Volume Number: 14 (1998)
Issue Number: 11
Column Tag: Viewpoint
Nov 98 Viewpoint
by Nicholas C. "nick.c" DeMello, email@example.com
For over a decade, I've listened to people prophesize the end of Apple and the Macintosh. I would sit patiently while they counted through the same list: Macintosh is slow; Macintosh is expensive; Macintosh in unstable; and there is no software for it. For the most part I bit my lip, smiled, and went back to getting the job done - on my Macintosh. I've never enjoyed platform debates and the whole idea of Apple going out of business was so ludicrous that I didn't considered it worth discussing.
I bit my lip a lot in 1996. In '95 Apple had earned over 400 million dollars, but instead of making money in 1996 they lost it - over 800 million dollars.
Then things got really bad. In 1997 Apple lost over 1 billion dollars, over 700 million of that in the third quarter alone. Worse than the fiscal loss (debatably), was the resulting widespread loss of confidence in Apple and the viability of the Macintosh platform. Suddenly the idea of Apple going out of business wasn't that ludicrous. In business, the perception that a company is going to fail can be fatal in itself.
Things are getting better though. Last month, Apple finished up their 1998 fiscal year and I noticed something different: my lip didn't hurt. Apple earned about 50 million dollars in each of the first two quarters and over $100 million each in the last two quarters. With over 300 million dollars of profit in 1998 Apple seems to be getting back on track.
Which of course puts us right back to where we were in 1995 (less two years and 1.8 billion dollars) Or does it?
Have you ever gone to sleep during a rain storm, and then woke up when it stopped? You can get so used to hearing a noise that you don't notice it anymore. But when the noise stops the silence is startling. There's a startling silence out there now. I'm having a hard time finding someone still predicting the end of the Macintosh. That silence speaks volumes.
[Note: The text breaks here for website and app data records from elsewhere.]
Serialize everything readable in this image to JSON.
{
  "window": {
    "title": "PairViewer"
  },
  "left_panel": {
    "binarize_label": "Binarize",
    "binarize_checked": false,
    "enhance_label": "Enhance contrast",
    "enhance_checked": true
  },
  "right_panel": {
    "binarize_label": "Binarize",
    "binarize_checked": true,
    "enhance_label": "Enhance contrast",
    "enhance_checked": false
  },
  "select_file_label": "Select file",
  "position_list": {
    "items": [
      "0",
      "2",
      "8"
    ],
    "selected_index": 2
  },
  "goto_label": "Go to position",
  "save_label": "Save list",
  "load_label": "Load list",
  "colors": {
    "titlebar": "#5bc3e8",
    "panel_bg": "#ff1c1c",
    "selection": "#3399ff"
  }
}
People didn't start predicting the end of the Macintosh in '96 or '97 (they've been doing it since 1984). What happened last year was people started listening to the predictions (and with good reason, a $1.8 billion loss is a damn good argument and Rhapsody wasn't the most compelling response to it). This year it's less significant that folks have stopped listening to the doom-sayers, than that the doom-sayers don't seem to have much to say.
"Macs are slow," they used to tell me. I had one friend who for years insisted that a Macintosh could never offer the same performance as a DOS machine (yes, DOS). I haven't stayed in touch with him over the years, but when the G3 was introduced, I made a point of looking him up. About a week after I received my G3 PowerBook, I said hi again. When the iMac came out, he got in touch with me "I figured you'd be calling." I don't hear anyone complaining about the speed of Macintosh these days (except maybe that guy in the pastel bunny suit). When Apple silenced the critics by introducing the G3, they also made a $50 billion profit.
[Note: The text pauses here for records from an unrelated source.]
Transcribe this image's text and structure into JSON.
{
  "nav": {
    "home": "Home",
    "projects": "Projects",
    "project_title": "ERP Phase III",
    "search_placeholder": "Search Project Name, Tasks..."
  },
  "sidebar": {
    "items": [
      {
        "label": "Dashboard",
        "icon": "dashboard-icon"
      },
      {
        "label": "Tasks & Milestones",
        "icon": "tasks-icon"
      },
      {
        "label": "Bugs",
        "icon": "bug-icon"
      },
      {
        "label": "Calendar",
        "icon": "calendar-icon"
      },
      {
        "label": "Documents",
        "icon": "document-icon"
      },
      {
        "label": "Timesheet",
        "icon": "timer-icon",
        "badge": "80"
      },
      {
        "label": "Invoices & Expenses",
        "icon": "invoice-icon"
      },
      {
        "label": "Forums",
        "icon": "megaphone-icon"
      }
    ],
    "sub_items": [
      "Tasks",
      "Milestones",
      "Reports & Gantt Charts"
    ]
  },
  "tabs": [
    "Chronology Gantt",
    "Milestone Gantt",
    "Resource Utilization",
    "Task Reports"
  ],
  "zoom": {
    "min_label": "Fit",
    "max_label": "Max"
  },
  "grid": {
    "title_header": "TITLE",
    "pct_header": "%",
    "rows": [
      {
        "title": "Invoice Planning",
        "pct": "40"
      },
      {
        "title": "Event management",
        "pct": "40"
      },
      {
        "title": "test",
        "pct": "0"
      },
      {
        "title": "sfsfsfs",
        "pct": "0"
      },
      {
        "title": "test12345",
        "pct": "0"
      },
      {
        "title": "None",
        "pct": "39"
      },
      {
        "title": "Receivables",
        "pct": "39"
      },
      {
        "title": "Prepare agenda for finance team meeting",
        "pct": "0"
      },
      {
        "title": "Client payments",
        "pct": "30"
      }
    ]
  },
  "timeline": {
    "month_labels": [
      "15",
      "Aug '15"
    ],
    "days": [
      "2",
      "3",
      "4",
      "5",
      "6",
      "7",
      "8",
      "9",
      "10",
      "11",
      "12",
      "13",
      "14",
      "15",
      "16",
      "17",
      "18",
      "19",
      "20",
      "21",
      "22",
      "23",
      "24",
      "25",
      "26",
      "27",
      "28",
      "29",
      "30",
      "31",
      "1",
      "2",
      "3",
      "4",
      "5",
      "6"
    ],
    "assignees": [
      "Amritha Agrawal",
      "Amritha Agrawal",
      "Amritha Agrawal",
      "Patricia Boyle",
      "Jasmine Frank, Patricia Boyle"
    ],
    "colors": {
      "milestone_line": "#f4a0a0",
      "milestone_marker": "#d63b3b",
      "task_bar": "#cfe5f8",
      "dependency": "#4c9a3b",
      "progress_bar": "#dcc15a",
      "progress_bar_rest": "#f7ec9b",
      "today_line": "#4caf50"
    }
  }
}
"Macintosh is too expensive." Have you heard that one before? Have you heard it recently? When Apple introduced a $1,299 computer that was faster than the best Intel machine on the market, the silence grew a little more - and we still haven't seen what Jobs has in mind for the consumer portable Macintosh. Apple sold over 278,000 iMacs in this last quarter alone - averaging out to five iMacs every minute of that quarter. Perhaps most significantly, over 40% of those iMac sales were to folks who've never owned a Macintosh before. When Apple dealt with this issue, they made a $100 million.
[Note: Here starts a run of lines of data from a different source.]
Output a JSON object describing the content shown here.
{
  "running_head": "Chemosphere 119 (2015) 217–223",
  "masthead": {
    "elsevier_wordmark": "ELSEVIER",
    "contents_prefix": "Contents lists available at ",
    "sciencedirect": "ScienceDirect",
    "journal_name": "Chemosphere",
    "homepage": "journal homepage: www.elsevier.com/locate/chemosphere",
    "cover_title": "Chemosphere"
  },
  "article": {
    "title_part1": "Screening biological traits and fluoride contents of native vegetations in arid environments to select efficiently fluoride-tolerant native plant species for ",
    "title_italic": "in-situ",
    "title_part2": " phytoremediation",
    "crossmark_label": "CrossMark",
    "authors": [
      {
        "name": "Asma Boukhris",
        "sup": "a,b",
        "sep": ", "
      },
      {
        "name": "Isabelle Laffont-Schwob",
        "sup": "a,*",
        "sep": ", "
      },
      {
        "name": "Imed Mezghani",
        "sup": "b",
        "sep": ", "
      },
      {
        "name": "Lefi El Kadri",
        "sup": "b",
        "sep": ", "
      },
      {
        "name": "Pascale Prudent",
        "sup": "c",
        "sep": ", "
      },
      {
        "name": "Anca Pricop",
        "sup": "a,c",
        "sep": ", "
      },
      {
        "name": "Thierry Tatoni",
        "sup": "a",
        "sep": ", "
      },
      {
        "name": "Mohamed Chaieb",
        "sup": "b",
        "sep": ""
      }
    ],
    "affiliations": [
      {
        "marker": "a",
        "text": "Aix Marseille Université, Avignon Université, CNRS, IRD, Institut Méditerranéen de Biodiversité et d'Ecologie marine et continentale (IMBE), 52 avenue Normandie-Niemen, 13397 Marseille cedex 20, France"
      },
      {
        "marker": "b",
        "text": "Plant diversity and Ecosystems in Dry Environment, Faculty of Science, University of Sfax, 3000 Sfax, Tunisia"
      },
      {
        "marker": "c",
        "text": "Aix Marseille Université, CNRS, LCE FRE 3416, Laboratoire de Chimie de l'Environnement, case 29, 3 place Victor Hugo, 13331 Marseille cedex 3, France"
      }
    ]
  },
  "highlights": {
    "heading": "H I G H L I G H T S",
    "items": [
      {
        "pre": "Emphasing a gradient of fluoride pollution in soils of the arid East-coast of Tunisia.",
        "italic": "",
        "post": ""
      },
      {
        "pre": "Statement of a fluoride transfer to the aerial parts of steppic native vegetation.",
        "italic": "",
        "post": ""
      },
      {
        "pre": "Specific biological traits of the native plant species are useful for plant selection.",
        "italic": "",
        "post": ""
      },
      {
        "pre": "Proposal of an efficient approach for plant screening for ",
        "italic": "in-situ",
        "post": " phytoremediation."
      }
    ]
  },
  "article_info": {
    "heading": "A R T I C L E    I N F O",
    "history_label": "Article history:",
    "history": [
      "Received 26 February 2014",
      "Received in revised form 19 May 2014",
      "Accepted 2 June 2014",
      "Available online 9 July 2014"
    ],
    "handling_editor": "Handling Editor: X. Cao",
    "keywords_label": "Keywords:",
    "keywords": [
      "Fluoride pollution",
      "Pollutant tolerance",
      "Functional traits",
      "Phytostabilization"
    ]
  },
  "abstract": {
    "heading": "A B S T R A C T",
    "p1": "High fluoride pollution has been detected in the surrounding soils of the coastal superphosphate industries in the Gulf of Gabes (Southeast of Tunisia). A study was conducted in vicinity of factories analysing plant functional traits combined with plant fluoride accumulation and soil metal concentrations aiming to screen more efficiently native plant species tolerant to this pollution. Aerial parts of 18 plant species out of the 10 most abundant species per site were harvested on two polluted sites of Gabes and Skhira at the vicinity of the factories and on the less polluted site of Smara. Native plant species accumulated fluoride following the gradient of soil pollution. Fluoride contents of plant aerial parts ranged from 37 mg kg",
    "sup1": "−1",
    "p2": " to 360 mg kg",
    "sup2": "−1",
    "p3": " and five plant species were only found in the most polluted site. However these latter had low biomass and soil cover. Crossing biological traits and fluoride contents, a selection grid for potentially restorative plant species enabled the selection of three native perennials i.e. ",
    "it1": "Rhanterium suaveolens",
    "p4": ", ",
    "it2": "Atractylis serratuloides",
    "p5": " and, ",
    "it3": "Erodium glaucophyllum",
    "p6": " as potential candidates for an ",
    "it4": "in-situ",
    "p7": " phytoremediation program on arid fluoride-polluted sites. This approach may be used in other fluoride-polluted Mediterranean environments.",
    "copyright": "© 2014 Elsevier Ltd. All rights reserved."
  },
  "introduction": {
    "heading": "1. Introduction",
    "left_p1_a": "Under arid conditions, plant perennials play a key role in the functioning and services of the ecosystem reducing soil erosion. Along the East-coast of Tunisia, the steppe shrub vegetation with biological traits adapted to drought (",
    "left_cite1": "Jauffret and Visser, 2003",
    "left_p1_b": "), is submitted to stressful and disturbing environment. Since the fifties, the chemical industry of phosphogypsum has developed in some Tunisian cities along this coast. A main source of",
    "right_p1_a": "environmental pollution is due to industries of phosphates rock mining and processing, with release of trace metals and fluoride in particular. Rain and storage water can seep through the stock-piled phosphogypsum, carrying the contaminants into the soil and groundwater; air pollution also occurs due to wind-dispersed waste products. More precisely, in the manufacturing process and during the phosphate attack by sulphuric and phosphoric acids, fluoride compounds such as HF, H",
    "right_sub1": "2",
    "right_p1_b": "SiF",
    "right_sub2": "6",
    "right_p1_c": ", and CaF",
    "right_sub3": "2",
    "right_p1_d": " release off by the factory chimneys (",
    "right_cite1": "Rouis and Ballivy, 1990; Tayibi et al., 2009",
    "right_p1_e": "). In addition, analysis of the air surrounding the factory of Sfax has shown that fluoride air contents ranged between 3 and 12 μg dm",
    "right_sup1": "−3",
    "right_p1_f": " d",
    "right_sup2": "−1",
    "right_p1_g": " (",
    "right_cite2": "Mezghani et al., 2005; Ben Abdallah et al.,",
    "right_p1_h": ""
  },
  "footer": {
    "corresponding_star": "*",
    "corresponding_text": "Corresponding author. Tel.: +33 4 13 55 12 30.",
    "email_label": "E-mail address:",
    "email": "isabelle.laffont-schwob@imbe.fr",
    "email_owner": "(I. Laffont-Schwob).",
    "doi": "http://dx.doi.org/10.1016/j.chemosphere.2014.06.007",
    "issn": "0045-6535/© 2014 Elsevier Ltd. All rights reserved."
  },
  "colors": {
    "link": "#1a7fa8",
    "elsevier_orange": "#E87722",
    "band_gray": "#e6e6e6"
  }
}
"Mac OS is unstable." This one I do still hear, but I don't expect to hear it much longer. Apple has turned out three solid, compelling, system upgrades in roughly six month increments, and seems to have defined a clear, rational, and achievable plan for the next year. A plan that includes protected memory (without rebuilding your apps from scratch). My guess is Apple will profit quite nicely from the silence following Mac OS X.
That leaves: "There's no software for the Macintosh." Apple announced over a 1,000 new and upgraded Macintosh products since the iMac was introduced, and more are on the way - a good start on the problem.
Apple has made a remarkable turn around since July of '97, and I applaude them for that. Part of their success has resulted from listening to their customers, and offering them compelling and timely products. Part of their success has resulted from listening to their accountants, from streamlining their distribution system and reducing their operating expenses. But the next step requires listening to developers and empowering them to make the software a revitalized Macintosh platform needs to grow and stay healthy. Personally, I think Apple is learning this lesson too. Cross your fingers folks, 1999 could be an amazing year for Apple, for Macintosh, and for Macintosh developers.